Description of the task: Check each line of the listing below for the string "Configure", then copy every line that has it.

Listed entries:
::::::::
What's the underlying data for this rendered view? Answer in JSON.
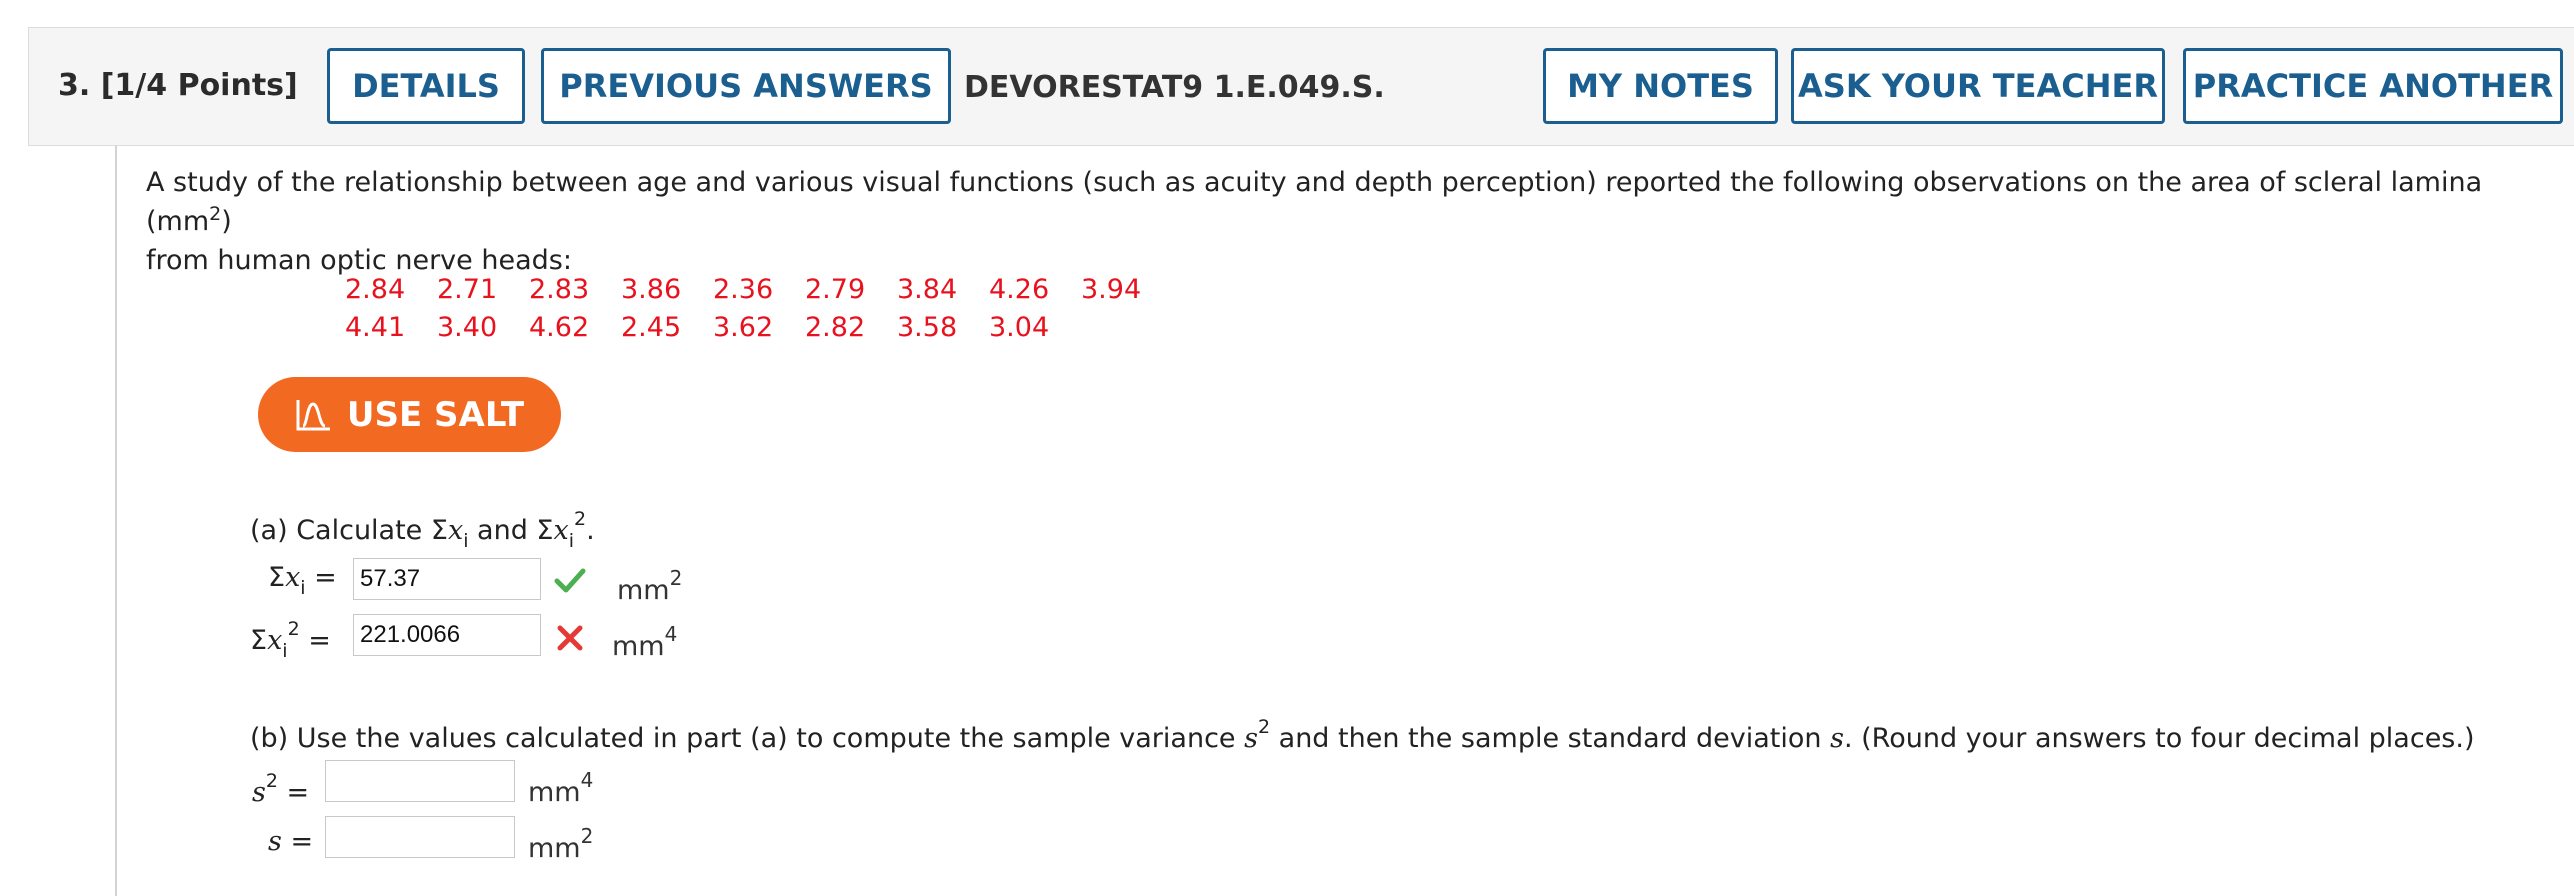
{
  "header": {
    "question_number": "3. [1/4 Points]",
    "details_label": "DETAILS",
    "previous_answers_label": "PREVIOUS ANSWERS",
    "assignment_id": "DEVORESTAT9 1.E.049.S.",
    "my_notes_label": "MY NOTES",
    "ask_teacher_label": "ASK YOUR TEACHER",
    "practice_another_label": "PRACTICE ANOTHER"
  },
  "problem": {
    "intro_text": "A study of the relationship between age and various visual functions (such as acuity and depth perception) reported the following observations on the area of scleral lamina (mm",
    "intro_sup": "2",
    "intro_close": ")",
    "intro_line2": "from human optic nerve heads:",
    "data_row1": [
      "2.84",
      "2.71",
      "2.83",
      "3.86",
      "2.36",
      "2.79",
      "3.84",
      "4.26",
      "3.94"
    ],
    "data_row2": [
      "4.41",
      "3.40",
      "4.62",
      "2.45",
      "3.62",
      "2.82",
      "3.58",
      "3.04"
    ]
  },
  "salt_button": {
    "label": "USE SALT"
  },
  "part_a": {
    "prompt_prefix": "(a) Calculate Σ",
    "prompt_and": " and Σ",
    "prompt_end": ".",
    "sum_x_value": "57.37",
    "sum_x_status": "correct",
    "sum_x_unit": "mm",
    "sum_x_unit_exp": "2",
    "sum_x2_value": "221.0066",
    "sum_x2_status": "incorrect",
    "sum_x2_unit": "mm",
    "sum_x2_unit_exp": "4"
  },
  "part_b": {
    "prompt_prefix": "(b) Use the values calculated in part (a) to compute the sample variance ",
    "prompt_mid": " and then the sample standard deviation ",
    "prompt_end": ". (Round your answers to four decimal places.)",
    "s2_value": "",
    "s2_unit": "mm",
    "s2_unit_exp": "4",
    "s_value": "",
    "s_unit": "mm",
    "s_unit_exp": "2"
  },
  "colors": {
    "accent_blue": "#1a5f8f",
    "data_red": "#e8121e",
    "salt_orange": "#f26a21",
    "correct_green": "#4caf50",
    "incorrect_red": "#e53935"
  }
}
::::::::
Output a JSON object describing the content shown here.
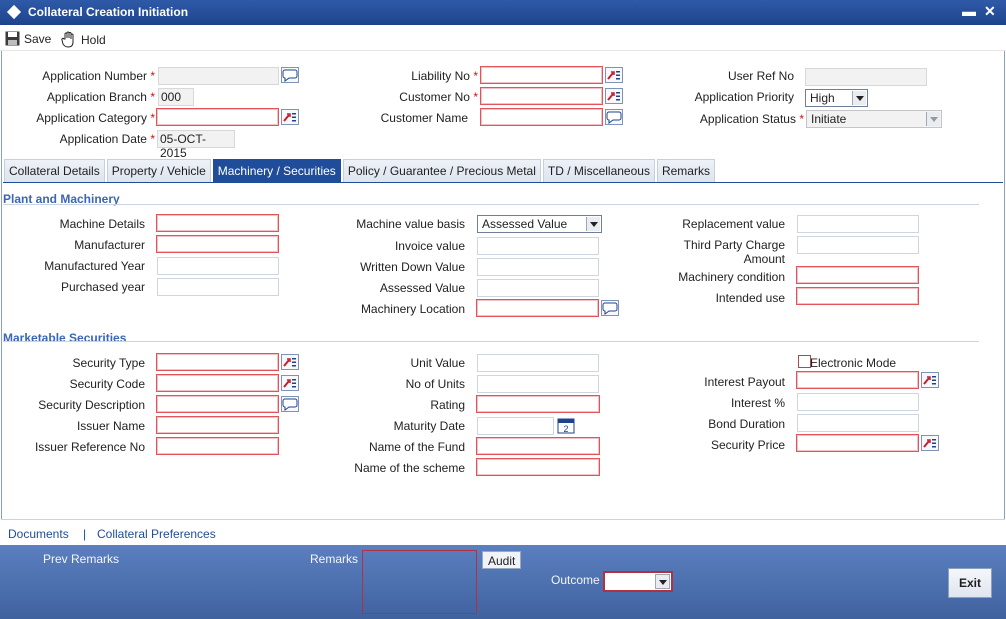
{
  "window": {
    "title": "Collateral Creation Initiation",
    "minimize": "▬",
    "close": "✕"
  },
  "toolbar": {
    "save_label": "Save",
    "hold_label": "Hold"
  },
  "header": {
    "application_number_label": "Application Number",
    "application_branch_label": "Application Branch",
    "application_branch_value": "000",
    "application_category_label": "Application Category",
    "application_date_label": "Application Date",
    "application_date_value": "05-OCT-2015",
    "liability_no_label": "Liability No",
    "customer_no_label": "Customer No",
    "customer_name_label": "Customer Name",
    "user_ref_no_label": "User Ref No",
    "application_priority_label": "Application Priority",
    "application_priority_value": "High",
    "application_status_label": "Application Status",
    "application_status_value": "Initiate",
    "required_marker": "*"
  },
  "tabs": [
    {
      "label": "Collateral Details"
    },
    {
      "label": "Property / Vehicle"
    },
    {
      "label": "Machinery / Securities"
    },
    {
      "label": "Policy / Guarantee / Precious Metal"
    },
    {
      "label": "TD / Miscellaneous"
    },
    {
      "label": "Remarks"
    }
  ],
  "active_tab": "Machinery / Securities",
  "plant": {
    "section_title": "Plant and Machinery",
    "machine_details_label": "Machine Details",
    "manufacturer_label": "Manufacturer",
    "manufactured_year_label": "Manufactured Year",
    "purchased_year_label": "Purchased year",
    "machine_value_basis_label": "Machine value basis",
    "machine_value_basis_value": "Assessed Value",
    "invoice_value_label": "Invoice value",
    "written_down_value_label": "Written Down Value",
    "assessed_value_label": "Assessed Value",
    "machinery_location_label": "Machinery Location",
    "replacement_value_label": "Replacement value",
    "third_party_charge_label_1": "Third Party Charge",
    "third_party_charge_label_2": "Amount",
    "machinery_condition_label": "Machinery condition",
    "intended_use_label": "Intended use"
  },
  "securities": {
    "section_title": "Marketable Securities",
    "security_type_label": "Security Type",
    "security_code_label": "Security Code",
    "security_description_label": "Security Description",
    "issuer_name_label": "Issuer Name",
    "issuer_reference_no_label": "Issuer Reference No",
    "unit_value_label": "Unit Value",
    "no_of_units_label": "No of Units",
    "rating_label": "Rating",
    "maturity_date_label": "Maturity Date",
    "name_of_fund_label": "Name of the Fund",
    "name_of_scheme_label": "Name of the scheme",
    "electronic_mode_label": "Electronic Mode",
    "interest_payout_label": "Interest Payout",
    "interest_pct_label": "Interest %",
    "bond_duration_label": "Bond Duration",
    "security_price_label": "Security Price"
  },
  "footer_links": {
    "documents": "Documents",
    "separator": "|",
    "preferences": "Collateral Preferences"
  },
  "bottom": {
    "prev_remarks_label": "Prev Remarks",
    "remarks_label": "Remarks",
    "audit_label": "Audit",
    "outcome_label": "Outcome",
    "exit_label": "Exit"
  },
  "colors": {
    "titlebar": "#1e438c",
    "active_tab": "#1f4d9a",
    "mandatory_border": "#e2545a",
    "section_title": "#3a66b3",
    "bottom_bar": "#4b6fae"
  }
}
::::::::
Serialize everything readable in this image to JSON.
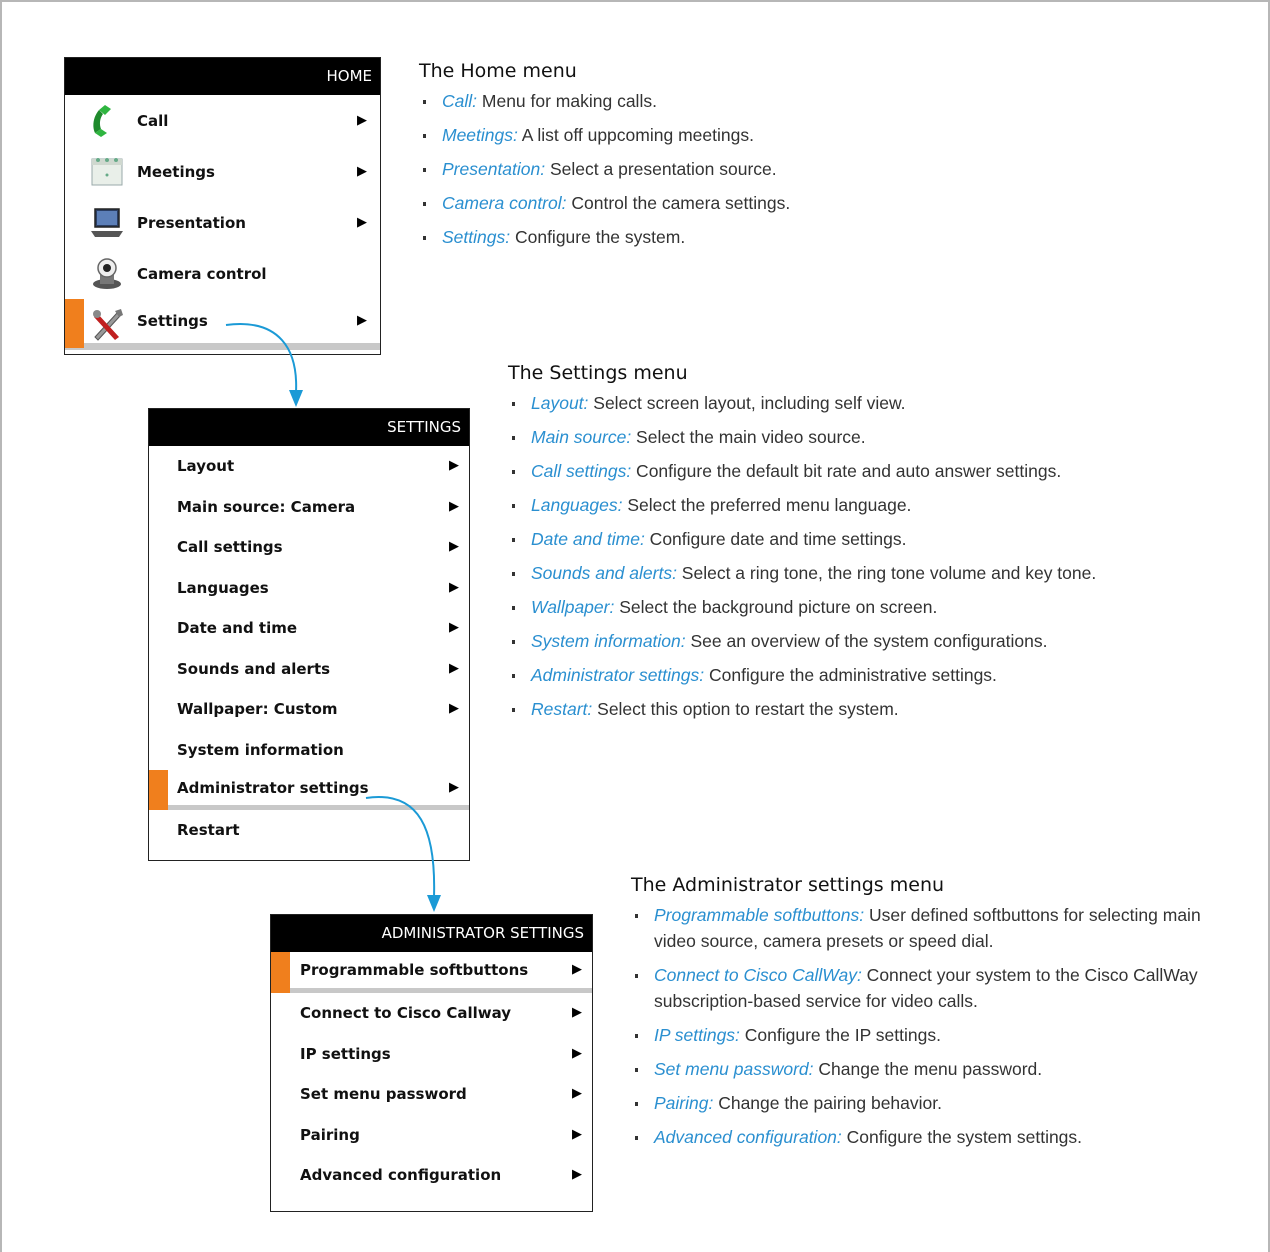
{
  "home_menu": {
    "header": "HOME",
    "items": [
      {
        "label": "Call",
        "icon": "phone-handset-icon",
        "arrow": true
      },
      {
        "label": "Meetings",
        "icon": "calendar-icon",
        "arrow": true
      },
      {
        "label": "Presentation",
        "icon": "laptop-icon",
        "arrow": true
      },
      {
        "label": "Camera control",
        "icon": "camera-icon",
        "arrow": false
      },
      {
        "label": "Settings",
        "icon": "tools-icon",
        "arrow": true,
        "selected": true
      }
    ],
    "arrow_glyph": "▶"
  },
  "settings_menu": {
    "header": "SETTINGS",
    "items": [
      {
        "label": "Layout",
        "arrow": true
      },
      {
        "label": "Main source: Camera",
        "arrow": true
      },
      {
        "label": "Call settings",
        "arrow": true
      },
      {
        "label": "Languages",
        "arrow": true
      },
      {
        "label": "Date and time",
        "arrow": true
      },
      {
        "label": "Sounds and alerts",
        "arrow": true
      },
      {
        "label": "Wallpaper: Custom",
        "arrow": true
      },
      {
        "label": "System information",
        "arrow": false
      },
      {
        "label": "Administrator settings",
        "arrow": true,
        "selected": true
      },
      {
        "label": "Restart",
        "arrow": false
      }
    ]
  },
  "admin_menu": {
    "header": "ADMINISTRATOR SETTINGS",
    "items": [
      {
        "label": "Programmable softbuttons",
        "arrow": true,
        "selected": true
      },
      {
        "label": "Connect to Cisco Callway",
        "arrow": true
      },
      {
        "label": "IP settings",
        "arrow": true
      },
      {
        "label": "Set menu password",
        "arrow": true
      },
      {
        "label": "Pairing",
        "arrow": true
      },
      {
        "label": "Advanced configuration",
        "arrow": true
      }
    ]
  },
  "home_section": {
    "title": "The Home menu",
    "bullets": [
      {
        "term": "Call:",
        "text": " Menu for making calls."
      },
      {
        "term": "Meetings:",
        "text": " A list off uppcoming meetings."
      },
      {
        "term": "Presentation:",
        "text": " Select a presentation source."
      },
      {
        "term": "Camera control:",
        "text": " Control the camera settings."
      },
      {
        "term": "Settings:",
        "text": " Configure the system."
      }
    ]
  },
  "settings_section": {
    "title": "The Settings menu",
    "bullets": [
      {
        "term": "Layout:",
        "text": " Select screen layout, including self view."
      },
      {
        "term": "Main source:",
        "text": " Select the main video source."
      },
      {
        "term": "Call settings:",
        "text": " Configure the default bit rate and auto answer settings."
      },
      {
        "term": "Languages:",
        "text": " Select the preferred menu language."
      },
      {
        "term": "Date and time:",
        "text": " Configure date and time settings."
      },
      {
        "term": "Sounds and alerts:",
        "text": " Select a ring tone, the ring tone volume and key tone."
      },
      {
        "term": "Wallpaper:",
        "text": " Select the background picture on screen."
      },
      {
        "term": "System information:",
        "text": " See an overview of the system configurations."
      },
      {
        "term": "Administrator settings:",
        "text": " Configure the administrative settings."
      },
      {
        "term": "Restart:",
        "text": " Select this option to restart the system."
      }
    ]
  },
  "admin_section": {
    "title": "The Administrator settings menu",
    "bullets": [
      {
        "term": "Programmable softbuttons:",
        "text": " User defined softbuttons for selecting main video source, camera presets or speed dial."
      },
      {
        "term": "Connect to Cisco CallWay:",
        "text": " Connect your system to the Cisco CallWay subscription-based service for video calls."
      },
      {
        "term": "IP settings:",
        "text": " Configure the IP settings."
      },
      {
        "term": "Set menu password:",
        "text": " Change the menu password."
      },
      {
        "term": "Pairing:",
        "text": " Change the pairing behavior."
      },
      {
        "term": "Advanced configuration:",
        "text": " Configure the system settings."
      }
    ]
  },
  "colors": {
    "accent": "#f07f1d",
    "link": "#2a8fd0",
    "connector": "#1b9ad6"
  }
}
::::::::
Result below:
        "text": " Configure the system."
        "text": " Configure the default bit rate and auto answer settings."
        "text": " Configure date and time settings."
        "text": " Configure the administrative settings."
        "text": " Configure the IP settings."
        "text": " Configure the system settings."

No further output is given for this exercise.